**Material supplied:**
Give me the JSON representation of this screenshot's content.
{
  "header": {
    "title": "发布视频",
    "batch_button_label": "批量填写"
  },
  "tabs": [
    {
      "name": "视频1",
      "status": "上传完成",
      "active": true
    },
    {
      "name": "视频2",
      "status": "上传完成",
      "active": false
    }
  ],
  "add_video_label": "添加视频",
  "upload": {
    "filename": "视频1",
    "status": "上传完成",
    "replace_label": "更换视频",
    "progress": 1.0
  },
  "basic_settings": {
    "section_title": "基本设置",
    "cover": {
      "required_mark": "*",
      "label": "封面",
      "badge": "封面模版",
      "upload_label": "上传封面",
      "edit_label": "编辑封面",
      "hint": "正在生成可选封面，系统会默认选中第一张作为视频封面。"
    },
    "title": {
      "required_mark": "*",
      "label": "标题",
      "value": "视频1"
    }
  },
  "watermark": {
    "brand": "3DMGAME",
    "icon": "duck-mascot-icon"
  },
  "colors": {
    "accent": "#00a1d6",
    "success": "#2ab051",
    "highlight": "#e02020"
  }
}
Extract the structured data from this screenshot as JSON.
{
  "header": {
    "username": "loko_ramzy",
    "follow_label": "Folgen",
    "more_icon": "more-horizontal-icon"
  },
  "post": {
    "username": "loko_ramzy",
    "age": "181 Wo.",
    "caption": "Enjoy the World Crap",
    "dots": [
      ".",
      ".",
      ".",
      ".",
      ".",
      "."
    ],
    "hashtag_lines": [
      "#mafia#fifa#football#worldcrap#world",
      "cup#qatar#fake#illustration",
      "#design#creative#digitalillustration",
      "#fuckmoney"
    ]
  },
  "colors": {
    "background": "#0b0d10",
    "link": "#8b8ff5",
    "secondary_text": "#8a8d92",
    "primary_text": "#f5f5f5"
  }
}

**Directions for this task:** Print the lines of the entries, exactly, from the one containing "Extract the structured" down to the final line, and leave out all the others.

**Result of this task:**
Extract the structured data from this screenshot as JSON.
{
  "header": {
    "username": "loko_ramzy",
    "follow_label": "Folgen",
    "more_icon": "more-horizontal-icon"
  },
  "post": {
    "username": "loko_ramzy",
    "age": "181 Wo.",
    "caption": "Enjoy the World Crap",
    "dots": [
      ".",
      ".",
      ".",
      ".",
      ".",
      "."
    ],
    "hashtag_lines": [
      "#mafia#fifa#football#worldcrap#world",
      "cup#qatar#fake#illustration",
      "#design#creative#digitalillustration",
      "#fuckmoney"
    ]
  },
  "colors": {
    "background": "#0b0d10",
    "link": "#8b8ff5",
    "secondary_text": "#8a8d92",
    "primary_text": "#f5f5f5"
  }
}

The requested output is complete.